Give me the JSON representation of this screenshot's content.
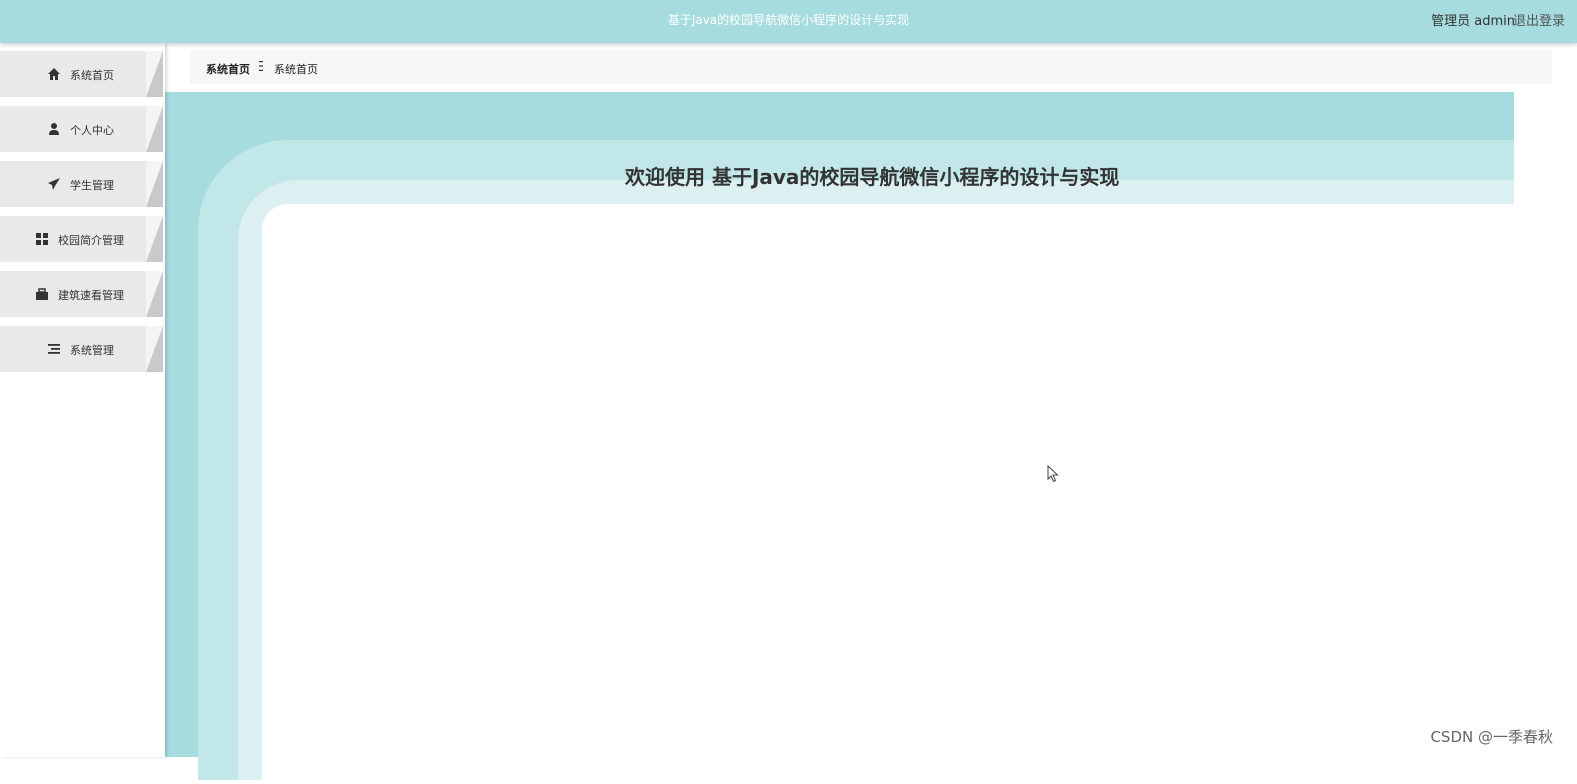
{
  "header": {
    "title": "基于Java的校园导航微信小程序的设计与实现",
    "user_label": "管理员 admin",
    "logout_label": "退出登录"
  },
  "sidebar": {
    "items": [
      {
        "label": "系统首页",
        "icon": "home-icon"
      },
      {
        "label": "个人中心",
        "icon": "user-icon"
      },
      {
        "label": "学生管理",
        "icon": "paper-plane-icon"
      },
      {
        "label": "校园简介管理",
        "icon": "grid-icon"
      },
      {
        "label": "建筑速看管理",
        "icon": "briefcase-icon"
      },
      {
        "label": "系统管理",
        "icon": "list-icon"
      }
    ]
  },
  "breadcrumb": {
    "home": "系统首页",
    "current": "系统首页"
  },
  "main": {
    "welcome": "欢迎使用 基于Java的校园导航微信小程序的设计与实现"
  },
  "watermark": "CSDN @一季春秋",
  "colors": {
    "topbar": "#a6dcdd",
    "band_light": "#c2e7e8",
    "band_lighter": "#ddf0f1",
    "menu_bg": "#e9e8ea",
    "breadcrumb_bg": "#f8f5f8"
  }
}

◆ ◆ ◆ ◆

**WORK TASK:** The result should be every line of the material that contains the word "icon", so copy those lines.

**SOLUTION TO THE EXERCISE:**
        "icon": "home-icon"
        "icon": "user-icon"
        "icon": "paper-plane-icon"
        "icon": "grid-icon"
        "icon": "briefcase-icon"
        "icon": "list-icon"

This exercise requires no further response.